Tired of writing UX copy that doesn't convert? With a pro like me by your side, not only will you increase conversion, but you'll get time back to do the things you actually want to focus on.
If you're a fintech UX writer, instead of simply offering “website UX copywriting,” you could offer:
Getting a lot of drop-off on your home page? In my 5+ years in fintech, I've found that's pretty common because most fintechs don't differentiate their brand voice and don't use comforting messaging when talking about safety and security (if they talk about it at all.) I've turned around home pages for your competitors like Chime and Afterpay, and I'd be happy to do the same for you.
Once you hash out your messaging, writing and talking about what you do is cake. That said, this requires some up front work. I don't recommend sitting down to do your website and figuring out your personal brand on the spot.
Ok, that makes sense. So how is this going to 5x my business?
A personal brand separates you from the crowd, which gets you leads. This gives someone a reason to reach out to you first, and makes it effortless for you to describe what you do in a way guaranteed to sell.
With a personal brand, every question asked and social media post becomes effortless because you've got your identity down pat. You’ll have an excellent grasp of what you offer, your clients will understand how you’re different, and your unique place in the market will get the sales raining in.
Let’s walk through it.
Say you’ve already hooked a potential client because they saw on LinkedIn you’re a “Freelance UX writer for fintech apps” vs. “Freelance UX writer.” You want to keep the party going on your website. This is where your personal brand can really shine.
Someone without a personal brand would have website copy that reads something like:
Hi, I’m Slater.

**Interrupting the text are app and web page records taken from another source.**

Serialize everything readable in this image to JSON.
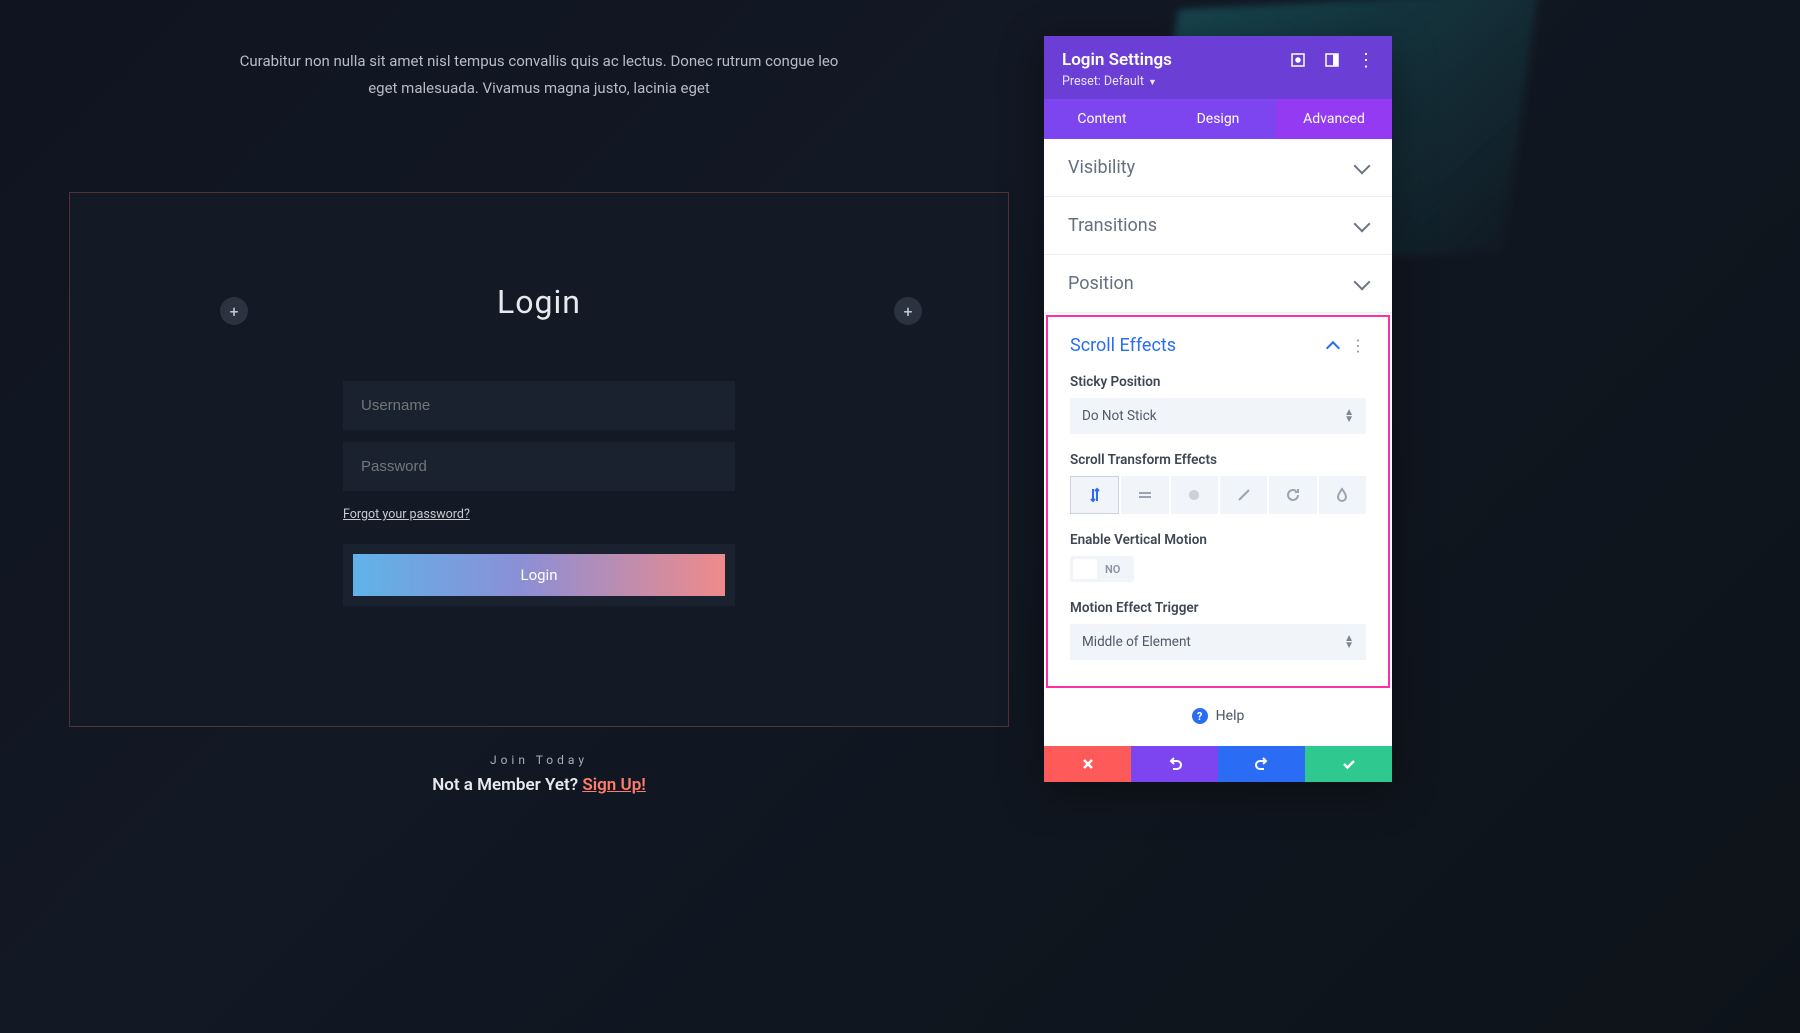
{
  "page": {
    "intro": "Curabitur non nulla sit amet nisl tempus convallis quis ac lectus. Donec rutrum congue leo eget malesuada. Vivamus magna justo, lacinia eget",
    "login_title": "Login",
    "username_placeholder": "Username",
    "password_placeholder": "Password",
    "forgot": "Forgot your password?",
    "login_button": "Login",
    "join_today": "Join Today",
    "not_member": "Not a Member Yet? ",
    "signup": "Sign Up!"
  },
  "panel": {
    "title": "Login Settings",
    "preset": "Preset: Default",
    "tabs": {
      "content": "Content",
      "design": "Design",
      "advanced": "Advanced"
    },
    "sections": {
      "visibility": "Visibility",
      "transitions": "Transitions",
      "position": "Position",
      "scroll_effects": "Scroll Effects"
    },
    "scroll": {
      "sticky_label": "Sticky Position",
      "sticky_value": "Do Not Stick",
      "transform_label": "Scroll Transform Effects",
      "enable_vertical_label": "Enable Vertical Motion",
      "enable_vertical_value": "NO",
      "trigger_label": "Motion Effect Trigger",
      "trigger_value": "Middle of Element"
    },
    "help": "Help"
  }
}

I'm a freelance UX writer that writes websites, emails, and flows. How can I help?
One with a fintech personal brand would read:
I've 10xed conversion on websites, emails, and flows for fintech apps just like yours with words alone, and I can help you gain confidence with words that build trust. Find out how.
If I work at a fintech app, I'm going to be much more interested in the person with fintech expertise because they’ve made it clear how they can solve my problem.
OK — so you've convinced someone with your personal brand, and they reach out. Your personal brand is the gift that keeps on giving, because it's going to build the backbone of the easiest sales call you'll ever have.
Instead of stumbling to describe what you do and your process (which clients don't care about anyway,) your personal brand comes with a pitch that describes how you can solve their problem like a pro.
On the sales call, instead of saying:
I'm a freelance UX writer. I do websites, emails, and flows. I've done so for companies like Netflix and Fitbit, and I can help you, too.
In my 5+ experience in fintech, I've learned a lot of users struggle to trust and feel safe using fintech apps. I use words to build trust on websites, emails, and flows, which makes it super easy for users to make decisions. I've increased conversion for some of your competitors like Chime and Afterpay, and I'm confident my fintech expertise can make a dent in your metrics, too.
Having a personal brand makes the sales call less about you and more about the potential client because it magically becomes centered around their problem.
And that's really all they care about.
Concerned this will limit your pool of clients? It might, but your hit rate will be much higher.
I'm a case study of this. I started my freelance business with a fintech personal brand (now you know where the example came from 😉,) and I pretty quickly landed clients like Verizon financial services, Afterpay, Chime, and more.
I'm here to be real, and humblebrag, ~94% of my sales calls result in a price negotiation or a hit. The other ~4% usually end up not working out because I was too expensive or their project changed.
~1% of the time it doesn’t work out because someone else was a better fit, perhaps with a more relevant personal brand (wink, wink.)
Happy UX writing 🖖